Watson would find a clue..
Or the famous GoProverb
, meijin ni joseki nashi
: a top-rank (meijin
) has no patterns (joseki
"In the beginner's mind there are many possibilities, in the expert's mind there are few." As I understand it, this refers to an expert's tendency to jump to (possibly overcomplicated) solutions. The BeginnersMind
encourages one to ask "CouldYouJust
- Junior programmers create simple solutions to simple problems.
- Senior programmers create complex solutions to complex problems.
- Great programmers find simple solutions to complex problems.
- -- from "Most Software Stinks!" (http://www.developer.com/tech/article.php/880431) by CharlesConnell?
Given the above, it seems that this page refers to senior programmers as experts. It is not until one knows how to use BeginnersMind that one transcends the senior/expert stage and enters the realm of greatness.
- And mediocre programmers create complex solutions to simple problems... (not from the article by Connell)
Apprentice programmers find the closest example and copy it.
Journeyman programmers find the best example and copy it.
Master programmers find the best example and improve it.
One of the disadvantages of knowing patterns is that they limit creativity. They move you from experiencing current reality to applying past solutions. This is a problem for guitar players who know a lot of "riffs". When they have to improvise their fingers reflexively follow established patterns. They can move them around, connect them in different ways, but it can be harder for them to hear what else is happening in the music and create something new than it is for a beginner. BrianEno

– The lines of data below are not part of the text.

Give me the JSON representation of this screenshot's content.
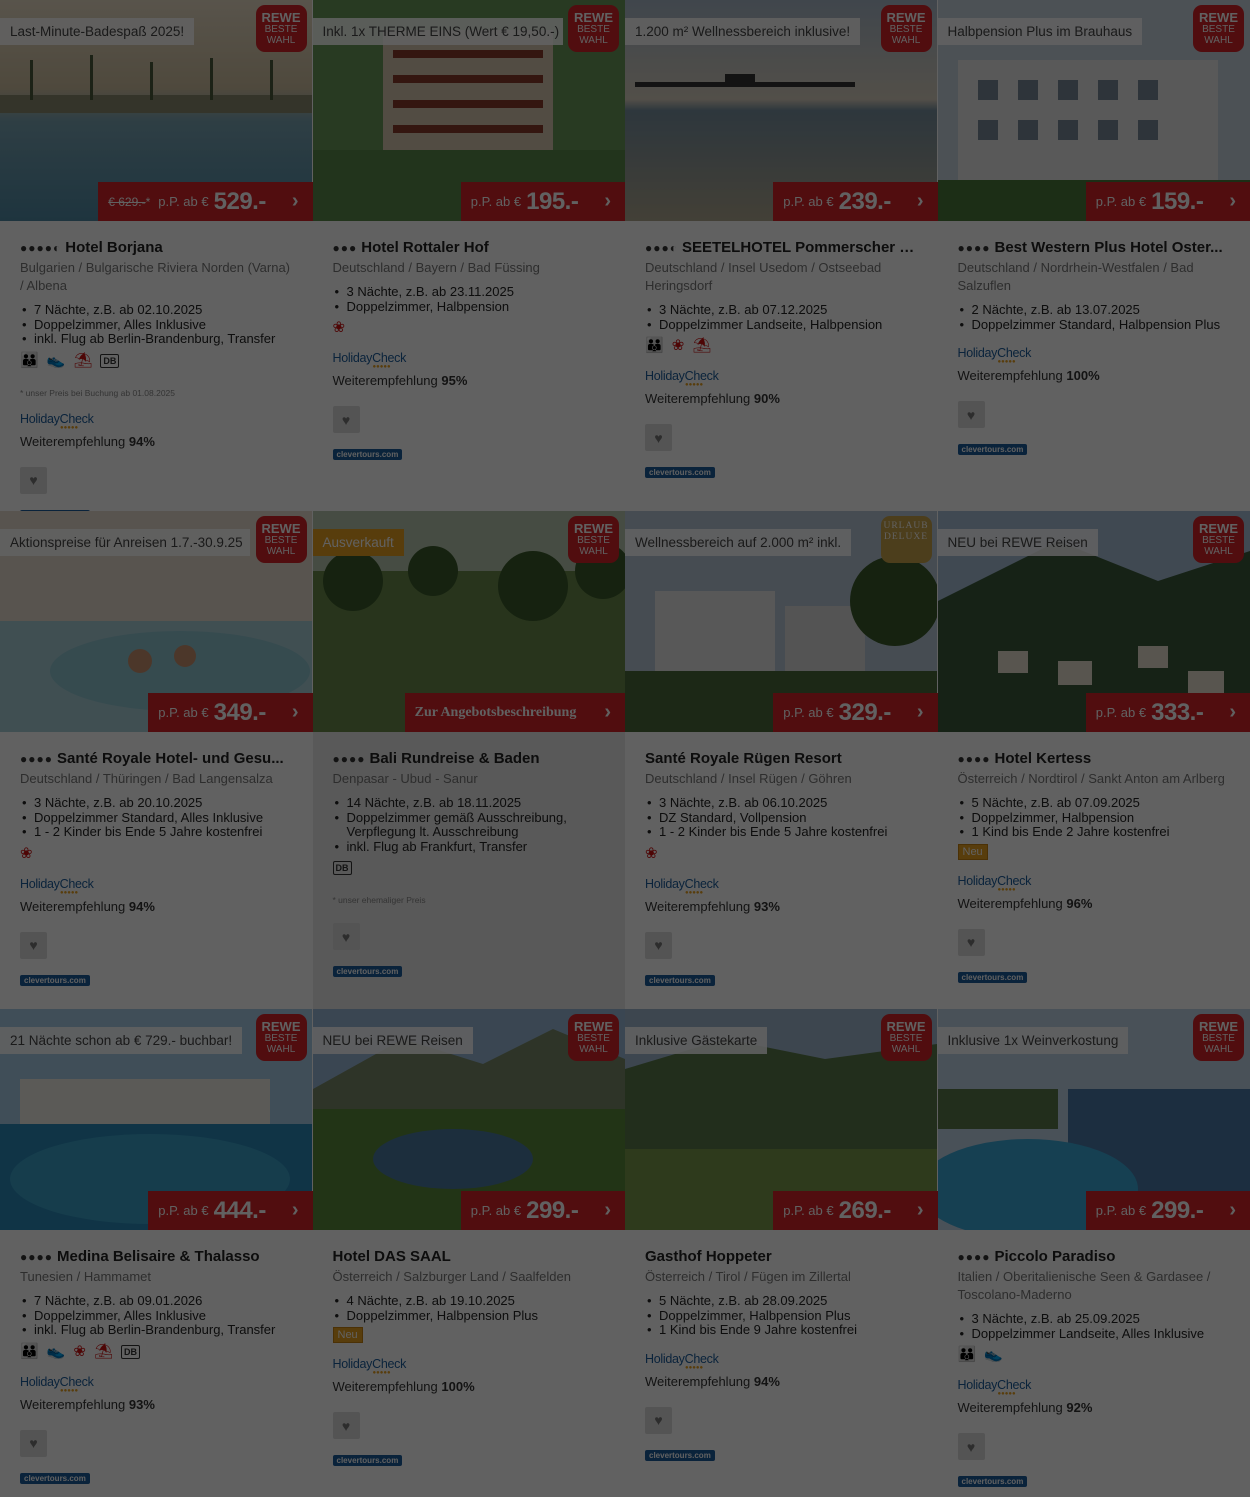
{
  "cards": [
    {
      "tag": "Last-Minute-Badespaß 2025!",
      "tag_style": "white",
      "badge": "rewe",
      "old_price": "€ 629.-",
      "old_star": "*",
      "price_prefix": "p.P. ab €",
      "price": "529.-",
      "stars": "●●●●◐",
      "name": "Hotel Borjana",
      "location": "Bulgarien / Bulgarische Riviera Norden (Varna) / Albena",
      "features": [
        "7 Nächte, z.B. ab 02.10.2025",
        "Doppelzimmer, Alles Inklusive",
        "inkl. Flug ab Berlin-Brandenburg, Transfer"
      ],
      "icons": [
        "family-icon",
        "shoe-icon",
        "beach-icon",
        "db-icon"
      ],
      "note": "* unser Preis bei Buchung ab 01.08.2025",
      "hc_logo": "HolidayCheck",
      "hc_label": "Weiterempfehlung",
      "hc_value": "94%",
      "ct_logo": "clevertours.com",
      "scene": "sea"
    },
    {
      "tag": "Inkl. 1x THERME EINS (Wert € 19,50.-)",
      "tag_style": "white",
      "badge": "rewe",
      "price_prefix": "p.P. ab €",
      "price": "195.-",
      "stars": "●●●",
      "name": "Hotel Rottaler Hof",
      "location": "Deutschland / Bayern / Bad Füssing",
      "features": [
        "3 Nächte, z.B. ab 23.11.2025",
        "Doppelzimmer, Halbpension"
      ],
      "icons": [
        "wellness-icon"
      ],
      "hc_logo": "HolidayCheck",
      "hc_label": "Weiterempfehlung",
      "hc_value": "95%",
      "ct_logo": "clevertours.com",
      "scene": "hotel"
    },
    {
      "tag": "1.200 m² Wellnessbereich inklusive!",
      "tag_style": "white",
      "badge": "rewe",
      "price_prefix": "p.P. ab €",
      "price": "239.-",
      "stars": "●●●◐",
      "name": "SEETELHOTEL Pommerscher Hof",
      "location": "Deutschland / Insel Usedom / Ostseebad Heringsdorf",
      "features": [
        "3 Nächte, z.B. ab 07.12.2025",
        "Doppelzimmer Landseite, Halbpension"
      ],
      "icons": [
        "family-icon",
        "wellness-icon",
        "beach-icon"
      ],
      "hc_logo": "HolidayCheck",
      "hc_label": "Weiterempfehlung",
      "hc_value": "90%",
      "ct_logo": "clevertours.com",
      "scene": "pier"
    },
    {
      "tag": "Halbpension Plus im Brauhaus",
      "tag_style": "white",
      "badge": "rewe",
      "price_prefix": "p.P. ab €",
      "price": "159.-",
      "stars": "●●●●",
      "name": "Best Western Plus Hotel Oster...",
      "location": "Deutschland / Nordrhein-Westfalen / Bad Salzuflen",
      "features": [
        "2 Nächte, z.B. ab 13.07.2025",
        "Doppelzimmer Standard, Halbpension Plus"
      ],
      "icons": [],
      "hc_logo": "HolidayCheck",
      "hc_label": "Weiterempfehlung",
      "hc_value": "100%",
      "ct_logo": "clevertours.com",
      "scene": "building"
    },
    {
      "tag": "Aktionspreise für Anreisen 1.7.-30.9.25",
      "tag_style": "white",
      "badge": "rewe",
      "price_prefix": "p.P. ab €",
      "price": "349.-",
      "stars": "●●●●",
      "name": "Santé Royale Hotel- und Gesu...",
      "location": "Deutschland / Thüringen / Bad Langensalza",
      "features": [
        "3 Nächte, z.B. ab 20.10.2025",
        "Doppelzimmer Standard, Alles Inklusive",
        "1 - 2 Kinder bis Ende 5 Jahre kostenfrei"
      ],
      "icons": [
        "wellness-icon"
      ],
      "hc_logo": "HolidayCheck",
      "hc_label": "Weiterempfehlung",
      "hc_value": "94%",
      "ct_logo": "clevertours.com",
      "scene": "pool-winter"
    },
    {
      "tag": "Ausverkauft",
      "tag_style": "orange",
      "badge": "rewe",
      "cta": "Zur Angebotsbeschreibung",
      "stars": "●●●●",
      "name": "Bali Rundreise & Baden",
      "location": "Denpasar - Ubud - Sanur",
      "features": [
        "14 Nächte, z.B. ab 18.11.2025",
        "Doppelzimmer gemäß Ausschreibung, Verpflegung lt. Ausschreibung",
        "inkl. Flug ab Frankfurt, Transfer"
      ],
      "icons": [
        "db-icon"
      ],
      "note": "* unser ehemaliger Preis",
      "ct_logo": "clevertours.com",
      "grey": true,
      "scene": "jungle"
    },
    {
      "tag": "Wellnessbereich auf 2.000 m² inkl.",
      "tag_style": "white",
      "badge": "deluxe",
      "badge_line1": "URLAUB",
      "badge_line2": "DELUXE",
      "price_prefix": "p.P. ab €",
      "price": "329.-",
      "stars": "",
      "name": "Santé Royale Rügen Resort",
      "location": "Deutschland / Insel Rügen / Göhren",
      "features": [
        "3 Nächte, z.B. ab 06.10.2025",
        "DZ Standard, Vollpension",
        "1 - 2 Kinder bis Ende 5 Jahre kostenfrei"
      ],
      "icons": [
        "wellness-icon"
      ],
      "hc_logo": "HolidayCheck",
      "hc_label": "Weiterempfehlung",
      "hc_value": "93%",
      "ct_logo": "clevertours.com",
      "scene": "resort"
    },
    {
      "tag": "NEU bei REWE Reisen",
      "tag_style": "white",
      "badge": "rewe",
      "price_prefix": "p.P. ab €",
      "price": "333.-",
      "stars": "●●●●",
      "name": "Hotel Kertess",
      "location": "Österreich / Nordtirol / Sankt Anton am Arlberg",
      "features": [
        "5 Nächte, z.B. ab 07.09.2025",
        "Doppelzimmer, Halbpension",
        "1 Kind bis Ende 2 Jahre kostenfrei"
      ],
      "icons": [],
      "neu": "Neu",
      "hc_logo": "HolidayCheck",
      "hc_label": "Weiterempfehlung",
      "hc_value": "96%",
      "ct_logo": "clevertours.com",
      "scene": "alpine"
    },
    {
      "tag": "21 Nächte schon ab € 729.- buchbar!",
      "tag_style": "white",
      "badge": "rewe",
      "price_prefix": "p.P. ab €",
      "price": "444.-",
      "stars": "●●●●",
      "name": "Medina Belisaire & Thalasso",
      "location": "Tunesien / Hammamet",
      "features": [
        "7 Nächte, z.B. ab 09.01.2026",
        "Doppelzimmer, Alles Inklusive",
        "inkl. Flug ab Berlin-Brandenburg, Transfer"
      ],
      "icons": [
        "family-icon",
        "shoe-icon",
        "wellness-icon",
        "beach-icon",
        "db-icon"
      ],
      "hc_logo": "HolidayCheck",
      "hc_label": "Weiterempfehlung",
      "hc_value": "93%",
      "ct_logo": "clevertours.com",
      "scene": "pool"
    },
    {
      "tag": "NEU bei REWE Reisen",
      "tag_style": "white",
      "badge": "rewe",
      "price_prefix": "p.P. ab €",
      "price": "299.-",
      "stars": "",
      "name": "Hotel DAS SAAL",
      "location": "Österreich / Salzburger Land / Saalfelden",
      "features": [
        "4 Nächte, z.B. ab 19.10.2025",
        "Doppelzimmer, Halbpension Plus"
      ],
      "icons": [],
      "neu": "Neu",
      "hc_logo": "HolidayCheck",
      "hc_label": "Weiterempfehlung",
      "hc_value": "100%",
      "ct_logo": "clevertours.com",
      "scene": "lake"
    },
    {
      "tag": "Inklusive Gästekarte",
      "tag_style": "white",
      "badge": "rewe",
      "price_prefix": "p.P. ab €",
      "price": "269.-",
      "stars": "",
      "name": "Gasthof Hoppeter",
      "location": "Österreich / Tirol / Fügen im Zillertal",
      "features": [
        "5 Nächte, z.B. ab 28.09.2025",
        "Doppelzimmer, Halbpension Plus",
        "1 Kind bis Ende 9 Jahre kostenfrei"
      ],
      "icons": [],
      "hc_logo": "HolidayCheck",
      "hc_label": "Weiterempfehlung",
      "hc_value": "94%",
      "ct_logo": "clevertours.com",
      "scene": "valley"
    },
    {
      "tag": "Inklusive 1x Weinverkostung",
      "tag_style": "white",
      "badge": "rewe",
      "price_prefix": "p.P. ab €",
      "price": "299.-",
      "stars": "●●●●",
      "name": "Piccolo Paradiso",
      "location": "Italien / Oberitalienische Seen & Gardasee / Toscolano-Maderno",
      "features": [
        "3 Nächte, z.B. ab 25.09.2025",
        "Doppelzimmer Landseite, Alles Inklusive"
      ],
      "icons": [
        "family-icon",
        "shoe-icon"
      ],
      "hc_logo": "HolidayCheck",
      "hc_label": "Weiterempfehlung",
      "hc_value": "92%",
      "ct_logo": "clevertours.com",
      "scene": "garda"
    }
  ],
  "badge_rewe": {
    "line1": "REWE",
    "line2": "BESTE",
    "line3": "WAHL"
  },
  "colors": {
    "brand_red": "#d42428",
    "tag_orange": "#e8a020",
    "hc_blue": "#1c5c9c",
    "overlay": "rgba(0,0,0,0.62)"
  },
  "icon_glyphs": {
    "family-icon": "👪",
    "shoe-icon": "👟",
    "beach-icon": "⛱",
    "wellness-icon": "❀",
    "db-icon": "DB"
  }
}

purposefully refused to practice the guitar to remain in a naive state.
Good Thinking....This will certainly help others too...
See also: CookDing